Items from a data source
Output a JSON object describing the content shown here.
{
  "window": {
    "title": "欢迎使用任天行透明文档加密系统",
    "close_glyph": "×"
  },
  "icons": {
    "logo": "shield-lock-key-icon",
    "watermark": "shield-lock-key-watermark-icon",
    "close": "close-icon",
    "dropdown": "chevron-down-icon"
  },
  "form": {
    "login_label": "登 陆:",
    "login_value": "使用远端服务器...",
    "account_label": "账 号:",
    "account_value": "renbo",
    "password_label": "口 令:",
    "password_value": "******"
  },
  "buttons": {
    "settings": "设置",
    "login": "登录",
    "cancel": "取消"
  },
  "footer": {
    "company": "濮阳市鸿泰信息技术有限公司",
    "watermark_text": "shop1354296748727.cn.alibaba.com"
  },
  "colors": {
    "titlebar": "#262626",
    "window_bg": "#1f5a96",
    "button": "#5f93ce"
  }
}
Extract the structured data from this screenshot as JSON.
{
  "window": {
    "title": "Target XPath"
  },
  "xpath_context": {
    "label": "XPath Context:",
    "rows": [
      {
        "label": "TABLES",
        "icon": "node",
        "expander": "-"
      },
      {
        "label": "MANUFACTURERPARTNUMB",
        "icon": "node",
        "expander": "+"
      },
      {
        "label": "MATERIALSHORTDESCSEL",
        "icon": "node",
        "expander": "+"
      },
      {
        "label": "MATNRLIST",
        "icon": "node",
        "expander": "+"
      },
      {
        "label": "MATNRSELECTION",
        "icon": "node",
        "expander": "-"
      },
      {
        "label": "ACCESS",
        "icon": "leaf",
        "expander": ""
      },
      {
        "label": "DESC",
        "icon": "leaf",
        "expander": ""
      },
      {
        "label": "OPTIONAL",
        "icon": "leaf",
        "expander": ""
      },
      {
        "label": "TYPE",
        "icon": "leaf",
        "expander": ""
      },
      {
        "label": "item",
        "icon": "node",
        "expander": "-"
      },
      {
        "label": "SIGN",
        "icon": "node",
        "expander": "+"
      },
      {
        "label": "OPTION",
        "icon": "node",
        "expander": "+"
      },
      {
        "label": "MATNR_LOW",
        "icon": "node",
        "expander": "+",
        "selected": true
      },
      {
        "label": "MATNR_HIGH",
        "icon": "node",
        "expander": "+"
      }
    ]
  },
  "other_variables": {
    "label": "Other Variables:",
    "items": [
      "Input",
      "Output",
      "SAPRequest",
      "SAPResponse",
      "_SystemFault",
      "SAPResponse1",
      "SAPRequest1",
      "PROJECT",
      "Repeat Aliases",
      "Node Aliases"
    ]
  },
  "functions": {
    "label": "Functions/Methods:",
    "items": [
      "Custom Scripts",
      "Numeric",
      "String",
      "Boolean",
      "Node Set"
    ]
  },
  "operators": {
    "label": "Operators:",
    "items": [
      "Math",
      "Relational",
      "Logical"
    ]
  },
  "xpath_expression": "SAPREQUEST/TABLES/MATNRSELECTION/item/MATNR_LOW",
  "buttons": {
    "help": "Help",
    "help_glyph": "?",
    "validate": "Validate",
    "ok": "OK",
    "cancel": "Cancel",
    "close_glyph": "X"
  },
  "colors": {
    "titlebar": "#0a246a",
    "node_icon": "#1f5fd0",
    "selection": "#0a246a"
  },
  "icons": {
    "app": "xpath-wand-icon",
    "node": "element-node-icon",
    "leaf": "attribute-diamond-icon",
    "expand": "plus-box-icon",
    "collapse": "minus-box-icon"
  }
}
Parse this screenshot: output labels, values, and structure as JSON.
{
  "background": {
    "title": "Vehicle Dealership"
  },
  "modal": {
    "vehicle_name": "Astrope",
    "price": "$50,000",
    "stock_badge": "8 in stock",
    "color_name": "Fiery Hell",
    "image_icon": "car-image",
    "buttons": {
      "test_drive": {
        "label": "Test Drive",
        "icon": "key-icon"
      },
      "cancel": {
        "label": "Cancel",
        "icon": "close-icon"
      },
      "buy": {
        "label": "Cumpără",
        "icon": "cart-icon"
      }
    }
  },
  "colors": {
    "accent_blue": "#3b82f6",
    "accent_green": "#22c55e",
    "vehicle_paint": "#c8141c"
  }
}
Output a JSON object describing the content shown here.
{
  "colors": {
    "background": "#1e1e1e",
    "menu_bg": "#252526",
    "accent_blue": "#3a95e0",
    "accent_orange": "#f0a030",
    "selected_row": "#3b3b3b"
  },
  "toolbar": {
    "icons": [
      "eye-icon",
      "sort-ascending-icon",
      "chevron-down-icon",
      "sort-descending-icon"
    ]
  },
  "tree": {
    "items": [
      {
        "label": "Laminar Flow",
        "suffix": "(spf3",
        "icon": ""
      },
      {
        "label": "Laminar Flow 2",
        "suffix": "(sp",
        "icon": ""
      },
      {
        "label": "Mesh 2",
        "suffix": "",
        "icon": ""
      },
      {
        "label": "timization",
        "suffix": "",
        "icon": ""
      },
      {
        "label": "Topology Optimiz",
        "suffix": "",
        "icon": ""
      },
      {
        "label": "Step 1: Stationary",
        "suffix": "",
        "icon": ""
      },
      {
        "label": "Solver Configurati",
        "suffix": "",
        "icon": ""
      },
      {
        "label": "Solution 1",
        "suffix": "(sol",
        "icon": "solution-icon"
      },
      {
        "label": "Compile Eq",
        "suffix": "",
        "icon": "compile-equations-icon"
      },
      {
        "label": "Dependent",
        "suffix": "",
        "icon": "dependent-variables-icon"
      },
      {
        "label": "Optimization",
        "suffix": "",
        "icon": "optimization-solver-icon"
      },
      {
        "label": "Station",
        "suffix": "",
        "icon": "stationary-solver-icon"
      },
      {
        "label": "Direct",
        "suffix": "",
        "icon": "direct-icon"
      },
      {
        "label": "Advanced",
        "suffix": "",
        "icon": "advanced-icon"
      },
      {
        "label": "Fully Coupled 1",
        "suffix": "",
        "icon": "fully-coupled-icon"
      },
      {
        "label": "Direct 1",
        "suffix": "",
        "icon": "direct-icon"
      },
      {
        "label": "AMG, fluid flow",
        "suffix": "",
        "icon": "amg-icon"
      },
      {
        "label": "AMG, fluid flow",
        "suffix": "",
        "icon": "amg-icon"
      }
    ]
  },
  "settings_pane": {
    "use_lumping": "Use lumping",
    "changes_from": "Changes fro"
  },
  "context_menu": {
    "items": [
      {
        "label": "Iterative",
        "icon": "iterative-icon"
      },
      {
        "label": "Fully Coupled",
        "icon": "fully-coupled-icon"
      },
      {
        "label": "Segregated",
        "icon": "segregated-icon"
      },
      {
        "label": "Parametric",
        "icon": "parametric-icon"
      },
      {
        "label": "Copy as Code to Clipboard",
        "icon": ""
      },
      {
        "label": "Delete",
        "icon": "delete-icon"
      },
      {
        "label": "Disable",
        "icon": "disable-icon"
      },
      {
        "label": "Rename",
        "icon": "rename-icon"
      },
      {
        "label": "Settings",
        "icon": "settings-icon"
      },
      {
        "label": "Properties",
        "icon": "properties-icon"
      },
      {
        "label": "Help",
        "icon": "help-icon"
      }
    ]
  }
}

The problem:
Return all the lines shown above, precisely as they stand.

Exercise solution:
Output a JSON object describing the content shown here.
{
  "window": {
    "title": "欢迎使用任天行透明文档加密系统",
    "close_glyph": "×"
  },
  "icons": {
    "logo": "shield-lock-key-icon",
    "watermark": "shield-lock-key-watermark-icon",
    "close": "close-icon",
    "dropdown": "chevron-down-icon"
  },
  "form": {
    "login_label": "登 陆:",
    "login_value": "使用远端服务器...",
    "account_label": "账 号:",
    "account_value": "renbo",
    "password_label": "口 令:",
    "password_value": "******"
  },
  "buttons": {
    "settings": "设置",
    "login": "登录",
    "cancel": "取消"
  },
  "footer": {
    "company": "濮阳市鸿泰信息技术有限公司",
    "watermark_text": "shop1354296748727.cn.alibaba.com"
  },
  "colors": {
    "titlebar": "#262626",
    "window_bg": "#1f5a96",
    "button": "#5f93ce"
  }
}
Extract the structured data from this screenshot as JSON.
{
  "window": {
    "title": "Target XPath"
  },
  "xpath_context": {
    "label": "XPath Context:",
    "rows": [
      {
        "label": "TABLES",
        "icon": "node",
        "expander": "-"
      },
      {
        "label": "MANUFACTURERPARTNUMB",
        "icon": "node",
        "expander": "+"
      },
      {
        "label": "MATERIALSHORTDESCSEL",
        "icon": "node",
        "expander": "+"
      },
      {
        "label": "MATNRLIST",
        "icon": "node",
        "expander": "+"
      },
      {
        "label": "MATNRSELECTION",
        "icon": "node",
        "expander": "-"
      },
      {
        "label": "ACCESS",
        "icon": "leaf",
        "expander": ""
      },
      {
        "label": "DESC",
        "icon": "leaf",
        "expander": ""
      },
      {
        "label": "OPTIONAL",
        "icon": "leaf",
        "expander": ""
      },
      {
        "label": "TYPE",
        "icon": "leaf",
        "expander": ""
      },
      {
        "label": "item",
        "icon": "node",
        "expander": "-"
      },
      {
        "label": "SIGN",
        "icon": "node",
        "expander": "+"
      },
      {
        "label": "OPTION",
        "icon": "node",
        "expander": "+"
      },
      {
        "label": "MATNR_LOW",
        "icon": "node",
        "expander": "+",
        "selected": true
      },
      {
        "label": "MATNR_HIGH",
        "icon": "node",
        "expander": "+"
      }
    ]
  },
  "other_variables": {
    "label": "Other Variables:",
    "items": [
      "Input",
      "Output",
      "SAPRequest",
      "SAPResponse",
      "_SystemFault",
      "SAPResponse1",
      "SAPRequest1",
      "PROJECT",
      "Repeat Aliases",
      "Node Aliases"
    ]
  },
  "functions": {
    "label": "Functions/Methods:",
    "items": [
      "Custom Scripts",
      "Numeric",
      "String",
      "Boolean",
      "Node Set"
    ]
  },
  "operators": {
    "label": "Operators:",
    "items": [
      "Math",
      "Relational",
      "Logical"
    ]
  },
  "xpath_expression": "SAPREQUEST/TABLES/MATNRSELECTION/item/MATNR_LOW",
  "buttons": {
    "help": "Help",
    "help_glyph": "?",
    "validate": "Validate",
    "ok": "OK",
    "cancel": "Cancel",
    "close_glyph": "X"
  },
  "colors": {
    "titlebar": "#0a246a",
    "node_icon": "#1f5fd0",
    "selection": "#0a246a"
  },
  "icons": {
    "app": "xpath-wand-icon",
    "node": "element-node-icon",
    "leaf": "attribute-diamond-icon",
    "expand": "plus-box-icon",
    "collapse": "minus-box-icon"
  }
}
Parse this screenshot: output labels, values, and structure as JSON.
{
  "background": {
    "title": "Vehicle Dealership"
  },
  "modal": {
    "vehicle_name": "Astrope",
    "price": "$50,000",
    "stock_badge": "8 in stock",
    "color_name": "Fiery Hell",
    "image_icon": "car-image",
    "buttons": {
      "test_drive": {
        "label": "Test Drive",
        "icon": "key-icon"
      },
      "cancel": {
        "label": "Cancel",
        "icon": "close-icon"
      },
      "buy": {
        "label": "Cumpără",
        "icon": "cart-icon"
      }
    }
  },
  "colors": {
    "accent_blue": "#3b82f6",
    "accent_green": "#22c55e",
    "vehicle_paint": "#c8141c"
  }
}
Output a JSON object describing the content shown here.
{
  "colors": {
    "background": "#1e1e1e",
    "menu_bg": "#252526",
    "accent_blue": "#3a95e0",
    "accent_orange": "#f0a030",
    "selected_row": "#3b3b3b"
  },
  "toolbar": {
    "icons": [
      "eye-icon",
      "sort-ascending-icon",
      "chevron-down-icon",
      "sort-descending-icon"
    ]
  },
  "tree": {
    "items": [
      {
        "label": "Laminar Flow",
        "suffix": "(spf3",
        "icon": ""
      },
      {
        "label": "Laminar Flow 2",
        "suffix": "(sp",
        "icon": ""
      },
      {
        "label": "Mesh 2",
        "suffix": "",
        "icon": ""
      },
      {
        "label": "timization",
        "suffix": "",
        "icon": ""
      },
      {
        "label": "Topology Optimiz",
        "suffix": "",
        "icon": ""
      },
      {
        "label": "Step 1: Stationary",
        "suffix": "",
        "icon": ""
      },
      {
        "label": "Solver Configurati",
        "suffix": "",
        "icon": ""
      },
      {
        "label": "Solution 1",
        "suffix": "(sol",
        "icon": "solution-icon"
      },
      {
        "label": "Compile Eq",
        "suffix": "",
        "icon": "compile-equations-icon"
      },
      {
        "label": "Dependent",
        "suffix": "",
        "icon": "dependent-variables-icon"
      },
      {
        "label": "Optimization",
        "suffix": "",
        "icon": "optimization-solver-icon"
      },
      {
        "label": "Station",
        "suffix": "",
        "icon": "stationary-solver-icon"
      },
      {
        "label": "Direct",
        "suffix": "",
        "icon": "direct-icon"
      },
      {
        "label": "Advanced",
        "suffix": "",
        "icon": "advanced-icon"
      },
      {
        "label": "Fully Coupled 1",
        "suffix": "",
        "icon": "fully-coupled-icon"
      },
      {
        "label": "Direct 1",
        "suffix": "",
        "icon": "direct-icon"
      },
      {
        "label": "AMG, fluid flow",
        "suffix": "",
        "icon": "amg-icon"
      },
      {
        "label": "AMG, fluid flow",
        "suffix": "",
        "icon": "amg-icon"
      }
    ]
  },
  "settings_pane": {
    "use_lumping": "Use lumping",
    "changes_from": "Changes fro"
  },
  "context_menu": {
    "items": [
      {
        "label": "Iterative",
        "icon": "iterative-icon"
      },
      {
        "label": "Fully Coupled",
        "icon": "fully-coupled-icon"
      },
      {
        "label": "Segregated",
        "icon": "segregated-icon"
      },
      {
        "label": "Parametric",
        "icon": "parametric-icon"
      },
      {
        "label": "Copy as Code to Clipboard",
        "icon": ""
      },
      {
        "label": "Delete",
        "icon": "delete-icon"
      },
      {
        "label": "Disable",
        "icon": "disable-icon"
      },
      {
        "label": "Rename",
        "icon": "rename-icon"
      },
      {
        "label": "Settings",
        "icon": "settings-icon"
      },
      {
        "label": "Properties",
        "icon": "properties-icon"
      },
      {
        "label": "Help",
        "icon": "help-icon"
      }
    ]
  }
}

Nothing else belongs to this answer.